:: Work instruction ::
Find the lines below in which the string "Joshua" occurs. Copy each one.

:: Records for the task ::
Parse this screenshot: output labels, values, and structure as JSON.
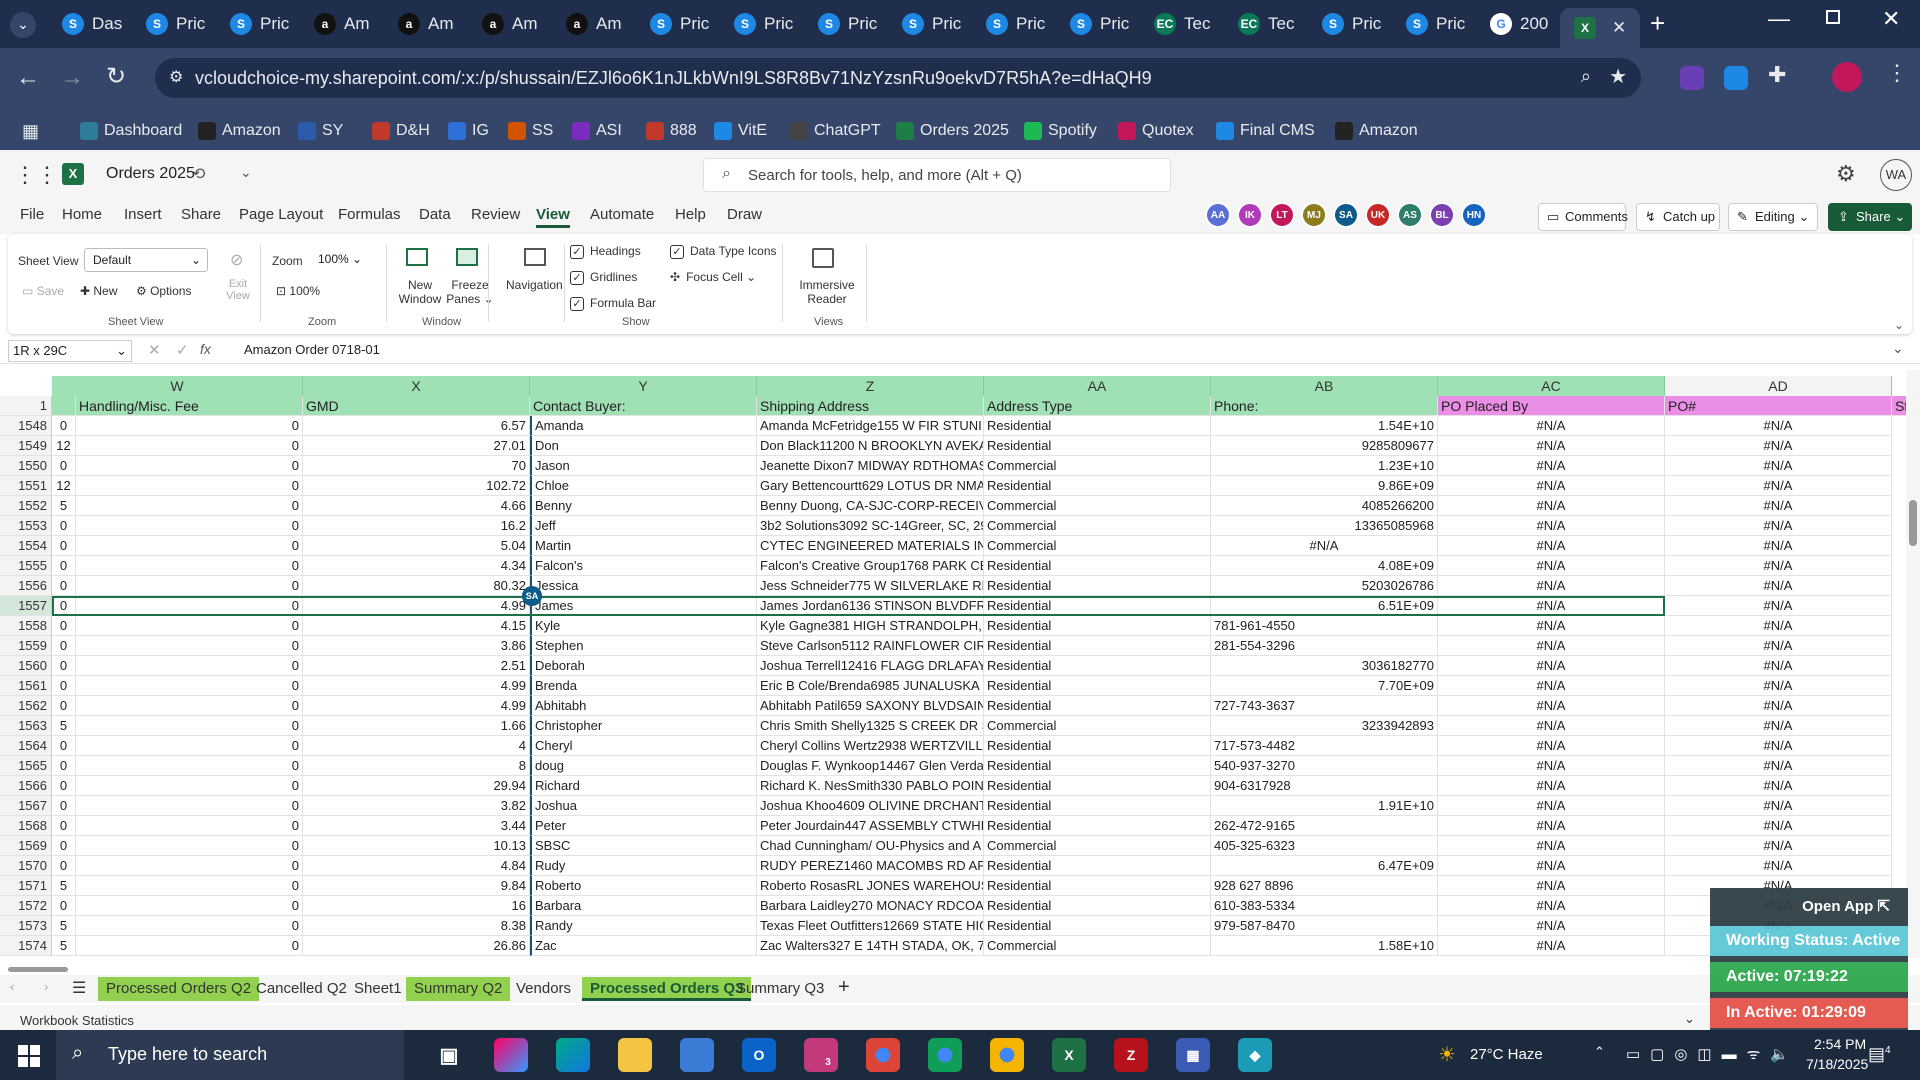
{
  "browser": {
    "tabs": [
      {
        "label": "Das",
        "icon": "s-icon"
      },
      {
        "label": "Pric",
        "icon": "s-icon"
      },
      {
        "label": "Pric",
        "icon": "s-icon"
      },
      {
        "label": "Am",
        "icon": "amazon-icon"
      },
      {
        "label": "Am",
        "icon": "amazon-icon"
      },
      {
        "label": "Am",
        "icon": "amazon-icon"
      },
      {
        "label": "Am",
        "icon": "amazon-icon"
      },
      {
        "label": "Pric",
        "icon": "s-icon"
      },
      {
        "label": "Pric",
        "icon": "s-icon"
      },
      {
        "label": "Pric",
        "icon": "s-icon"
      },
      {
        "label": "Pric",
        "icon": "s-icon"
      },
      {
        "label": "Pric",
        "icon": "s-icon"
      },
      {
        "label": "Pric",
        "icon": "s-icon"
      },
      {
        "label": "Tec",
        "icon": "ec-icon"
      },
      {
        "label": "Tec",
        "icon": "ec-icon"
      },
      {
        "label": "Pric",
        "icon": "s-icon"
      },
      {
        "label": "Pric",
        "icon": "s-icon"
      },
      {
        "label": "200",
        "icon": "google-icon"
      }
    ],
    "url": "vcloudchoice-my.sharepoint.com/:x:/p/shussain/EZJl6o6K1nJLkbWnI9LS8R8Bv71NzYzsnRu9oekvD7R5hA?e=dHaQH9",
    "bookmarks": [
      {
        "label": "Dashboard",
        "color": "#2d7d9a"
      },
      {
        "label": "Amazon",
        "color": "#222"
      },
      {
        "label": "SY",
        "color": "#2b5cab"
      },
      {
        "label": "D&H",
        "color": "#c0392b"
      },
      {
        "label": "IG",
        "color": "#2e6fd8"
      },
      {
        "label": "SS",
        "color": "#d35400"
      },
      {
        "label": "ASI",
        "color": "#7b2cbf"
      },
      {
        "label": "888",
        "color": "#c0392b"
      },
      {
        "label": "VitE",
        "color": "#1e88e5"
      },
      {
        "label": "ChatGPT",
        "color": "#444"
      },
      {
        "label": "Orders 2025",
        "color": "#1e7e45"
      },
      {
        "label": "Spotify",
        "color": "#1db954"
      },
      {
        "label": "Quotex",
        "color": "#c2185b"
      },
      {
        "label": "Final CMS",
        "color": "#1e88e5"
      },
      {
        "label": "Amazon",
        "color": "#222"
      }
    ]
  },
  "app": {
    "file_name": "Orders 2025",
    "search_placeholder": "Search for tools, help, and more (Alt + Q)",
    "user_initials": "WA",
    "menus": [
      "File",
      "Home",
      "Insert",
      "Share",
      "Page Layout",
      "Formulas",
      "Data",
      "Review",
      "View",
      "Automate",
      "Help",
      "Draw"
    ],
    "active_menu": "View",
    "collaborators": [
      {
        "initials": "AA",
        "color": "#5b6fd6"
      },
      {
        "initials": "IK",
        "color": "#b03ab8"
      },
      {
        "initials": "LT",
        "color": "#c2185b"
      },
      {
        "initials": "MJ",
        "color": "#8d7b1c"
      },
      {
        "initials": "SA",
        "color": "#0b5c8a"
      },
      {
        "initials": "UK",
        "color": "#c62828"
      },
      {
        "initials": "AS",
        "color": "#2e7d6b"
      },
      {
        "initials": "BL",
        "color": "#7b3fb0"
      },
      {
        "initials": "HN",
        "color": "#1565c0"
      }
    ],
    "comments_label": "Comments",
    "catchup_label": "Catch up",
    "editing_label": "Editing",
    "share_label": "Share"
  },
  "ribbon": {
    "sheet_view_label": "Sheet View",
    "sheet_view_value": "Default",
    "save_label": "Save",
    "new_label": "New",
    "options_label": "Options",
    "exit_view_label": "Exit\nView",
    "sheet_view_group": "Sheet View",
    "zoom_label": "Zoom",
    "zoom_value": "100%",
    "zoom_100": "100%",
    "zoom_group": "Zoom",
    "new_window": "New Window",
    "freeze_panes": "Freeze Panes",
    "window_group": "Window",
    "navigation": "Navigation",
    "headings": "Headings",
    "gridlines": "Gridlines",
    "formula_bar": "Formula Bar",
    "data_type_icons": "Data Type Icons",
    "focus_cell": "Focus Cell",
    "show_group": "Show",
    "immersive_reader": "Immersive Reader",
    "views_group": "Views"
  },
  "formula": {
    "name_box": "1R x 29C",
    "fx": "fx",
    "value": "Amazon Order 0718-01"
  },
  "columns": [
    "W",
    "X",
    "Y",
    "Z",
    "AA",
    "AB",
    "AC",
    "AD"
  ],
  "header_row": {
    "num": "1",
    "cells": [
      "Handling/Misc. Fee",
      "GMD",
      "Contact Buyer:",
      "Shipping Address",
      "Address Type",
      "Phone:",
      "PO Placed By",
      "PO#",
      "St"
    ]
  },
  "rows": [
    {
      "num": "1548",
      "v": "0",
      "w": "0",
      "x": "6.57",
      "y": "Amanda",
      "z": "Amanda McFetridge155 W FIR STUNI",
      "aa": "Residential",
      "ab": "1.54E+10",
      "abl": false,
      "ac": "#N/A",
      "ad": "#N/A"
    },
    {
      "num": "1549",
      "v": "12",
      "w": "0",
      "x": "27.01",
      "y": "Don",
      "z": "Don Black11200 N BROOKLYN AVEKA",
      "aa": "Residential",
      "ab": "9285809677",
      "abl": false,
      "ac": "#N/A",
      "ad": "#N/A"
    },
    {
      "num": "1550",
      "v": "0",
      "w": "0",
      "x": "70",
      "y": "Jason",
      "z": "Jeanette Dixon7 MIDWAY RDTHOMAS",
      "aa": "Commercial",
      "ab": "1.23E+10",
      "abl": false,
      "ac": "#N/A",
      "ad": "#N/A"
    },
    {
      "num": "1551",
      "v": "12",
      "w": "0",
      "x": "102.72",
      "y": "Chloe",
      "z": "Gary Bettencourtt629 LOTUS DR NMA",
      "aa": "Residential",
      "ab": "9.86E+09",
      "abl": false,
      "ac": "#N/A",
      "ad": "#N/A"
    },
    {
      "num": "1552",
      "v": "5",
      "w": "0",
      "x": "4.66",
      "y": "Benny",
      "z": "Benny Duong, CA-SJC-CORP-RECEIVIN",
      "aa": "Commercial",
      "ab": "4085266200",
      "abl": false,
      "ac": "#N/A",
      "ad": "#N/A"
    },
    {
      "num": "1553",
      "v": "0",
      "w": "0",
      "x": "16.2",
      "y": "Jeff",
      "z": "3b2 Solutions3092 SC-14Greer, SC, 29",
      "aa": "Commercial",
      "ab": "13365085968",
      "abl": false,
      "ac": "#N/A",
      "ad": "#N/A"
    },
    {
      "num": "1554",
      "v": "0",
      "w": "0",
      "x": "5.04",
      "y": "Martin",
      "z": "CYTEC ENGINEERED MATERIALS INC.1",
      "aa": "Commercial",
      "ab": "#N/A",
      "abl": "center",
      "ac": "#N/A",
      "ad": "#N/A"
    },
    {
      "num": "1555",
      "v": "0",
      "w": "0",
      "x": "4.34",
      "y": "Falcon's",
      "z": "Falcon's Creative Group1768 PARK CE",
      "aa": "Residential",
      "ab": "4.08E+09",
      "abl": false,
      "ac": "#N/A",
      "ad": "#N/A"
    },
    {
      "num": "1556",
      "v": "0",
      "w": "0",
      "x": "80.32",
      "y": "Jessica",
      "z": "Jess Schneider775 W SILVERLAKE RDT",
      "aa": "Residential",
      "ab": "5203026786",
      "abl": false,
      "ac": "#N/A",
      "ad": "#N/A"
    },
    {
      "num": "1557",
      "v": "0",
      "w": "0",
      "x": "4.99",
      "y": "James",
      "z": "James Jordan6136 STINSON BLVDFRID",
      "aa": "Residential",
      "ab": "6.51E+09",
      "abl": false,
      "ac": "#N/A",
      "ad": "#N/A"
    },
    {
      "num": "1558",
      "v": "0",
      "w": "0",
      "x": "4.15",
      "y": "Kyle",
      "z": "Kyle Gagne381 HIGH STRANDOLPH, M",
      "aa": "Residential",
      "ab": "781-961-4550",
      "abl": true,
      "ac": "#N/A",
      "ad": "#N/A"
    },
    {
      "num": "1559",
      "v": "0",
      "w": "0",
      "x": "3.86",
      "y": "Stephen",
      "z": "Steve Carlson5112 RAINFLOWER CIR S",
      "aa": "Residential",
      "ab": "281-554-3296",
      "abl": true,
      "ac": "#N/A",
      "ad": "#N/A"
    },
    {
      "num": "1560",
      "v": "0",
      "w": "0",
      "x": "2.51",
      "y": "Deborah",
      "z": "Joshua Terrell12416 FLAGG DRLAFAYE",
      "aa": "Residential",
      "ab": "3036182770",
      "abl": false,
      "ac": "#N/A",
      "ad": "#N/A"
    },
    {
      "num": "1561",
      "v": "0",
      "w": "0",
      "x": "4.99",
      "y": "Brenda",
      "z": "Eric B Cole/Brenda6985 JUNALUSKA R",
      "aa": "Residential",
      "ab": "7.70E+09",
      "abl": false,
      "ac": "#N/A",
      "ad": "#N/A"
    },
    {
      "num": "1562",
      "v": "0",
      "w": "0",
      "x": "4.99",
      "y": "Abhitabh",
      "z": "Abhitabh Patil659 SAXONY BLVDSAINT",
      "aa": "Residential",
      "ab": "727-743-3637",
      "abl": true,
      "ac": "#N/A",
      "ad": "#N/A"
    },
    {
      "num": "1563",
      "v": "5",
      "w": "0",
      "x": "1.66",
      "y": "Christopher",
      "z": "Chris Smith Shelly1325 S CREEK DR ST",
      "aa": "Commercial",
      "ab": "3233942893",
      "abl": false,
      "ac": "#N/A",
      "ad": "#N/A"
    },
    {
      "num": "1564",
      "v": "0",
      "w": "0",
      "x": "4",
      "y": "Cheryl",
      "z": "Cheryl Collins Wertz2938 WERTZVILLE",
      "aa": "Residential",
      "ab": "717-573-4482",
      "abl": true,
      "ac": "#N/A",
      "ad": "#N/A"
    },
    {
      "num": "1565",
      "v": "0",
      "w": "0",
      "x": "8",
      "y": "doug",
      "z": "Douglas F. Wynkoop14467 Glen Verda",
      "aa": "Residential",
      "ab": "540-937-3270",
      "abl": true,
      "ac": "#N/A",
      "ad": "#N/A"
    },
    {
      "num": "1566",
      "v": "0",
      "w": "0",
      "x": "29.94",
      "y": "Richard",
      "z": "Richard K. NesSmith330 PABLO POINT",
      "aa": "Residential",
      "ab": "904-6317928",
      "abl": true,
      "ac": "#N/A",
      "ad": "#N/A"
    },
    {
      "num": "1567",
      "v": "0",
      "w": "0",
      "x": "3.82",
      "y": "Joshua",
      "z": "Joshua Khoo4609 OLIVINE DRCHANTI",
      "aa": "Residential",
      "ab": "1.91E+10",
      "abl": false,
      "ac": "#N/A",
      "ad": "#N/A"
    },
    {
      "num": "1568",
      "v": "0",
      "w": "0",
      "x": "3.44",
      "y": "Peter",
      "z": "Peter Jourdain447 ASSEMBLY CTWHIT",
      "aa": "Residential",
      "ab": "262-472-9165",
      "abl": true,
      "ac": "#N/A",
      "ad": "#N/A"
    },
    {
      "num": "1569",
      "v": "0",
      "w": "0",
      "x": "10.13",
      "y": "SBSC",
      "z": "Chad Cunningham/ OU-Physics and A",
      "aa": "Commercial",
      "ab": "405-325-6323",
      "abl": true,
      "ac": "#N/A",
      "ad": "#N/A"
    },
    {
      "num": "1570",
      "v": "0",
      "w": "0",
      "x": "4.84",
      "y": "Rudy",
      "z": "RUDY PEREZ1460 MACOMBS RD APT",
      "aa": "Residential",
      "ab": "6.47E+09",
      "abl": false,
      "ac": "#N/A",
      "ad": "#N/A"
    },
    {
      "num": "1571",
      "v": "5",
      "w": "0",
      "x": "9.84",
      "y": "Roberto",
      "z": "Roberto RosasRL JONES WAREHOUSE",
      "aa": "Residential",
      "ab": "928 627 8896",
      "abl": true,
      "ac": "#N/A",
      "ad": "#N/A"
    },
    {
      "num": "1572",
      "v": "0",
      "w": "0",
      "x": "16",
      "y": "Barbara",
      "z": "Barbara Laidley270 MONACY RDCOAT",
      "aa": "Residential",
      "ab": "610-383-5334",
      "abl": true,
      "ac": "#N/A",
      "ad": "#N/A"
    },
    {
      "num": "1573",
      "v": "5",
      "w": "0",
      "x": "8.38",
      "y": "Randy",
      "z": "Texas Fleet Outfitters12669 STATE HIG",
      "aa": "Residential",
      "ab": "979-587-8470",
      "abl": true,
      "ac": "#N/A",
      "ad": "#N/A"
    },
    {
      "num": "1574",
      "v": "5",
      "w": "0",
      "x": "26.86",
      "y": "Zac",
      "z": "Zac Walters327 E 14TH STADA, OK, 74",
      "aa": "Commercial",
      "ab": "1.58E+10",
      "abl": false,
      "ac": "#N/A",
      "ad": "#N/A"
    }
  ],
  "selected_row": "1557",
  "presence_badge": "SA",
  "sheet_tabs": [
    {
      "label": "Processed Orders Q2",
      "style": "green"
    },
    {
      "label": "Cancelled Q2",
      "style": "plain"
    },
    {
      "label": "Sheet1",
      "style": "plain"
    },
    {
      "label": "Summary Q2",
      "style": "green"
    },
    {
      "label": "Vendors",
      "style": "plain"
    },
    {
      "label": "Processed Orders Q3",
      "style": "active"
    },
    {
      "label": "Summary Q3",
      "style": "plain"
    }
  ],
  "status_bar": {
    "left": "Workbook Statistics"
  },
  "widget": {
    "open_app": "Open App",
    "working_status": "Working Status: Active",
    "active": "Active: 07:19:22",
    "inactive": "In Active: 01:29:09"
  },
  "taskbar": {
    "search_placeholder": "Type here to search",
    "weather": "27°C  Haze",
    "time": "2:54 PM",
    "date": "7/18/2025",
    "notif_count": "4",
    "outlook_badge": "3"
  },
  "colors": {
    "accent": "#185c37",
    "header_green": "#9fe0b5",
    "tab_green": "#92d050",
    "selection": "#1e7145"
  }
}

:: Output below ::
      "z": "Joshua Terrell12416 FLAGG DRLAFAYE",
      "y": "Joshua",
      "z": "Joshua Khoo4609 OLIVINE DRCHANTI",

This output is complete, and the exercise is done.